Writing in Gastroenterology, the team identify the carbohydrate fructan as being more likely to induce symptoms in those reporting sensitivity to wheat, rye and barley.
The study also raises the issue of using the term ‘NCGS’ and its distinction from irritable bowel syndrome (IBS).
It also raises doubts over the need for a gluten-free diet in such patients, as some reports note the benefits gained from a gluten-free diet in IBS patients.
“The results (of the study) indicate that fructans are more likely the culprits,” said the team, led by Professor Knut E. A. Lundin, head physician at Oslo University Hospital.
“The improvement seen with a gluten-free diet (in IBS patients) may not be caused by removal of the gluten protein per se, but rather the reduction of wheat fructans.”
While NCGS patients report feeling better when avoiding gluten, questions remain as to the long-term effects of those following a modern gluten-free diet without direct underlying medical reasons.
Gluten-free foods often have less dietary fibre and other micronutrients and research has pointed to a relationship between low-gluten diets and a higher risk of Type 2 diabetes.
Additionally, a month on a gluten-free diet was enough to lower populations of beneficial gut bacteria in trial subjects.
The study enrolled 59 individuals on a gluten-free diet (for whom coeliac disease had been excluded).
They were then randomly assigned to groups placed on diets containing gluten (5.7 grams (g)), fructans (2.1 g), or placebo, concealed in muesli bars, for seven days.

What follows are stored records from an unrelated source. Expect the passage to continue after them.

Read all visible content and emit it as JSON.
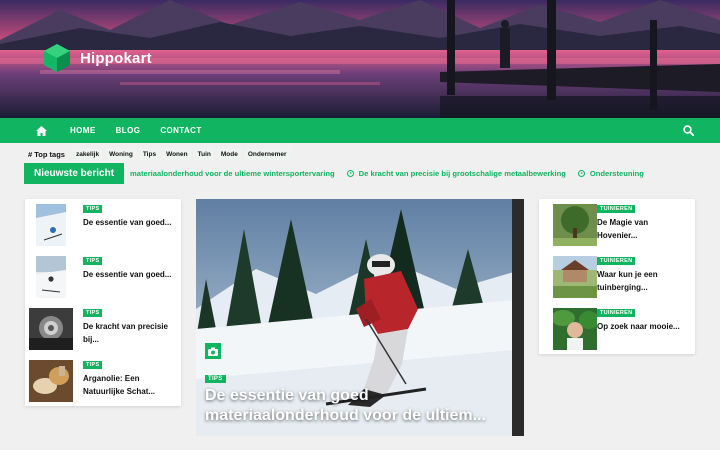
{
  "site": {
    "name": "Hippokart"
  },
  "nav": {
    "items": [
      {
        "label": "HOME"
      },
      {
        "label": "BLOG"
      },
      {
        "label": "CONTACT"
      }
    ]
  },
  "top_tags": {
    "label": "# Top tags",
    "tags": [
      "zakelijk",
      "Woning",
      "Tips",
      "Wonen",
      "Tuin",
      "Mode",
      "Ondernemer"
    ]
  },
  "ticker": {
    "label": "Nieuwste bericht",
    "items": [
      "materiaalonderhoud voor de ultieme wintersportervaring",
      "De kracht van precisie bij grootschalige metaalbewerking",
      "Ondersteuning"
    ]
  },
  "left_posts": [
    {
      "category": "TIPS",
      "title": "De essentie van goed..."
    },
    {
      "category": "TIPS",
      "title": "De essentie van goed..."
    },
    {
      "category": "TIPS",
      "title": "De kracht van precisie bij..."
    },
    {
      "category": "TIPS",
      "title": "Arganolie: Een Natuurlijke Schat..."
    }
  ],
  "featured": {
    "category": "TIPS",
    "title": "De essentie van goed materiaalonderhoud voor de ultiem..."
  },
  "right_posts": [
    {
      "category": "TUINIEREN",
      "title": "De Magie van Hovenier..."
    },
    {
      "category": "TUINIEREN",
      "title": "Waar kun je een tuinberging..."
    },
    {
      "category": "TUINIEREN",
      "title": "Op zoek naar mooie..."
    }
  ],
  "colors": {
    "accent": "#10b461"
  }
}
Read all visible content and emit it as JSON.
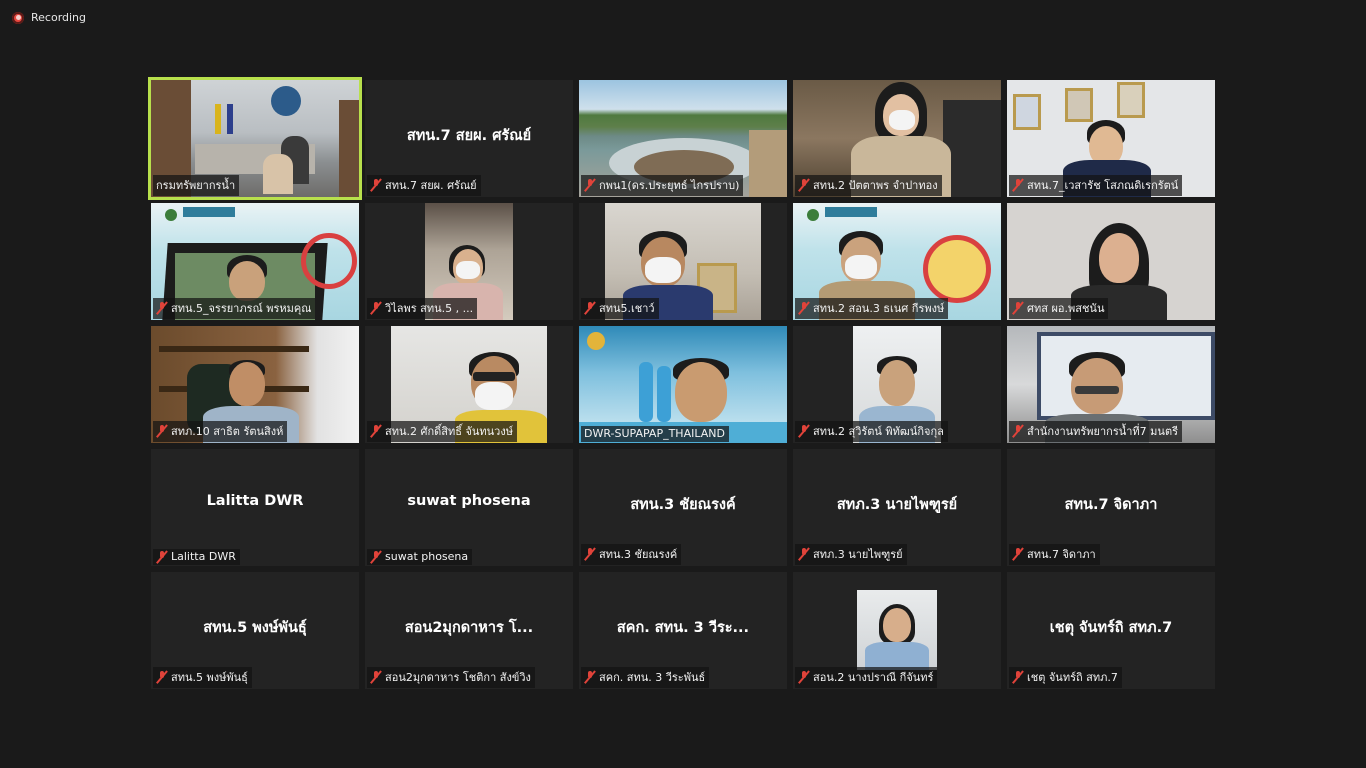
{
  "recording": {
    "label": "Recording"
  },
  "participants": [
    {
      "name": "กรมทรัพยากรน้ำ",
      "display": "",
      "video": true,
      "muted": false,
      "active": true
    },
    {
      "name": "สทน.7 สยผ. ศรัณย์",
      "display": "สทน.7 สยผ. ศรัณย์",
      "video": false,
      "muted": true
    },
    {
      "name": "กพน1(ดร.ประยุทธ์  ไกรปราบ)",
      "display": "",
      "video": true,
      "muted": true
    },
    {
      "name": "สทน.2 ปัตตาพร  จำปาทอง",
      "display": "",
      "video": true,
      "muted": true
    },
    {
      "name": "สทน.7_เวสารัช โสภณดิเรกรัตน์",
      "display": "",
      "video": true,
      "muted": true
    },
    {
      "name": "สทน.5_จรรยาภรณ์ พรหมคุณ",
      "display": "",
      "video": true,
      "muted": true
    },
    {
      "name": "วิไลพร สทน.5 , ...",
      "display": "",
      "video": true,
      "muted": true
    },
    {
      "name": "สทน5.เชาว์",
      "display": "",
      "video": true,
      "muted": true
    },
    {
      "name": "สทน.2 สอน.3 ธเนศ กีรพงษ์",
      "display": "",
      "video": true,
      "muted": true
    },
    {
      "name": "ศทส  ผอ.พสชนัน",
      "display": "",
      "video": true,
      "muted": true
    },
    {
      "name": "สทภ.10 สาธิต  รัตนสิงห์",
      "display": "",
      "video": true,
      "muted": true
    },
    {
      "name": "สทน.2 ศักดิ์สิทธิ์ จันทนวงษ์",
      "display": "",
      "video": true,
      "muted": true
    },
    {
      "name": "DWR-SUPAPAP_THAILAND",
      "display": "",
      "video": true,
      "muted": true
    },
    {
      "name": "สทน.2 สุวิรัตน์ พิทัฒน์กิจกุล",
      "display": "",
      "video": true,
      "muted": true
    },
    {
      "name": "สำนักงานทรัพยากรน้ำที่7 มนตรี",
      "display": "",
      "video": true,
      "muted": true
    },
    {
      "name": "Lalitta DWR",
      "display": "Lalitta DWR",
      "video": false,
      "muted": true
    },
    {
      "name": "suwat phosena",
      "display": "suwat phosena",
      "video": false,
      "muted": true
    },
    {
      "name": "สทน.3 ชัยณรงค์",
      "display": "สทน.3 ชัยณรงค์",
      "video": false,
      "muted": true
    },
    {
      "name": "สทภ.3 นายไพฑูรย์",
      "display": "สทภ.3 นายไพฑูรย์",
      "video": false,
      "muted": true
    },
    {
      "name": "สทน.7 จิดาภา",
      "display": "สทน.7 จิดาภา",
      "video": false,
      "muted": true
    },
    {
      "name": "สทน.5 พงษ์พันธุ์",
      "display": "สทน.5 พงษ์พันธุ์",
      "video": false,
      "muted": true
    },
    {
      "name": "สอน2มุกดาหาร โชติกา สังข์วิง",
      "display": "สอน2มุกดาหาร โ...",
      "video": false,
      "muted": true
    },
    {
      "name": "สคก. สทน. 3 วีระพันธ์",
      "display": "สคก. สทน. 3 วีระ...",
      "video": false,
      "muted": true
    },
    {
      "name": "สอน.2  นางปราณี กีจันทร์",
      "display": "",
      "video": true,
      "muted": true
    },
    {
      "name": "เชตุ จันทร์ถิ สทภ.7",
      "display": "เชตุ จันทร์ถิ สทภ.7",
      "video": false,
      "muted": true
    }
  ],
  "colors": {
    "background": "#1a1a1a",
    "tile": "#232323",
    "active_border": "#b8e04c",
    "mute": "#e0433a"
  }
}
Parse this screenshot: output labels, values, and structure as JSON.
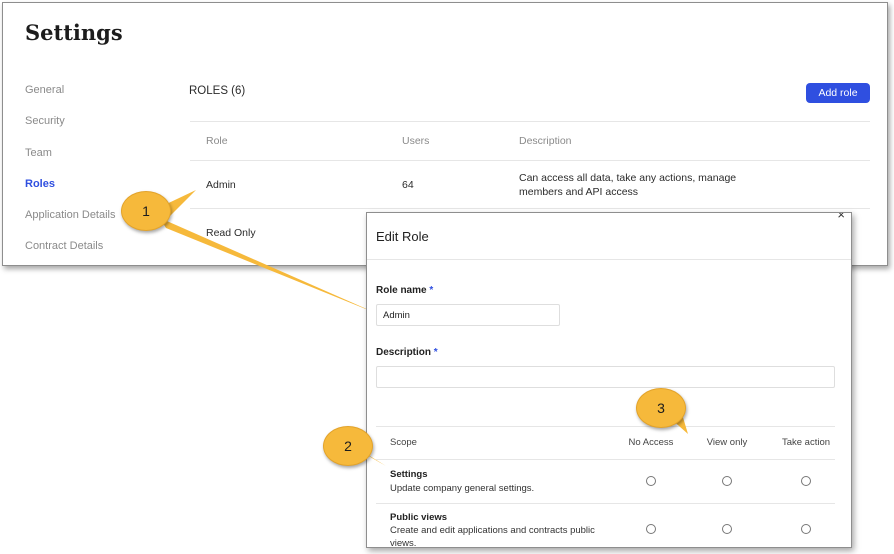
{
  "settings": {
    "title": "Settings",
    "sidebar": {
      "items": [
        {
          "label": "General"
        },
        {
          "label": "Security"
        },
        {
          "label": "Team"
        },
        {
          "label": "Roles"
        },
        {
          "label": "Application Details"
        },
        {
          "label": "Contract Details"
        }
      ],
      "active": "Roles"
    },
    "roles": {
      "header": "ROLES (6)",
      "add_button": "Add role",
      "columns": {
        "role": "Role",
        "users": "Users",
        "description": "Description"
      },
      "rows": [
        {
          "role": "Admin",
          "users": "64",
          "description": "Can access all data, take any actions, manage members and API access"
        },
        {
          "role": "Read Only",
          "users": "",
          "description": ""
        }
      ]
    }
  },
  "modal": {
    "title": "Edit Role",
    "close": "×",
    "role_name_label": "Role name",
    "required_mark": "*",
    "role_name_value": "Admin",
    "description_label": "Description",
    "scope_table": {
      "columns": {
        "scope": "Scope",
        "no_access": "No Access",
        "view_only": "View only",
        "take_action": "Take action"
      },
      "rows": [
        {
          "name": "Settings",
          "description": "Update company general settings."
        },
        {
          "name": "Public views",
          "description": "Create and edit applications and contracts public views."
        }
      ]
    }
  },
  "callouts": {
    "one": "1",
    "two": "2",
    "three": "3"
  },
  "colors": {
    "accent": "#2f4fe0",
    "callout": "#f6b93b"
  }
}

Following a minimum 7-day washout period (until the symptoms induced by the previous challenge were resolved), participants crossed over into a different group, until they completed all three challenges (gluten, fructan, and placebo).
Symptoms were measured by gastrointestinal symptom rating scale irritable bowel syndrome (GSRS-IBS) version.
Participants consuming with the fructan muesli bar scored higher than for those consuming gluten. On average, no difference was noted in reported symptoms between the gluten and placebo groups.
“This may explain why people with irritable bowels often improve on gluten-free diets but don’t make a full recovery,” said Dr Jane Muir, study author and senior research fellow at Monash University.
“By cutting out wheat, they eliminate a large portion of fructans from their diets, but they can still run into trouble eating other high-fructan foods like onions and garlic. Some gluten-free products like chickpea crisps also contain fructans.”
Only a small number of placebo-controlled studies have managed to confirm gluten’s purported effects, explaining the difficulty in why gluten poses such a problem for non-coeliacs.
Accusation were levelled at gluten due to its role in celiac disease, a fact supported by reports of patients improving in health after cutting wheat from their diet.
If fructans are discovered to be the cause of the gastrointestinal distress, foods that were previously off the menu would be allowed.
Soy sauce is one example as it is a gluten-containing food but is low in fructan content. Likewise, sourdough bread undergoes a fermentation process that removes wheat’s fructans.
Published online ahead of print: doi.org/10.1053/j.gastro.2017.10.040
“Fructan, Rather Than Gluten, Induces Symptoms in Patients With Self-reported Non-celiac Gluten Sensitivity.”
Authors: Skodje GI, Sarna VK, Minelle IH, Rolfsen KL, Muir JG, Gibson PR, Veierød MB, Henriksen C, Lundin KEA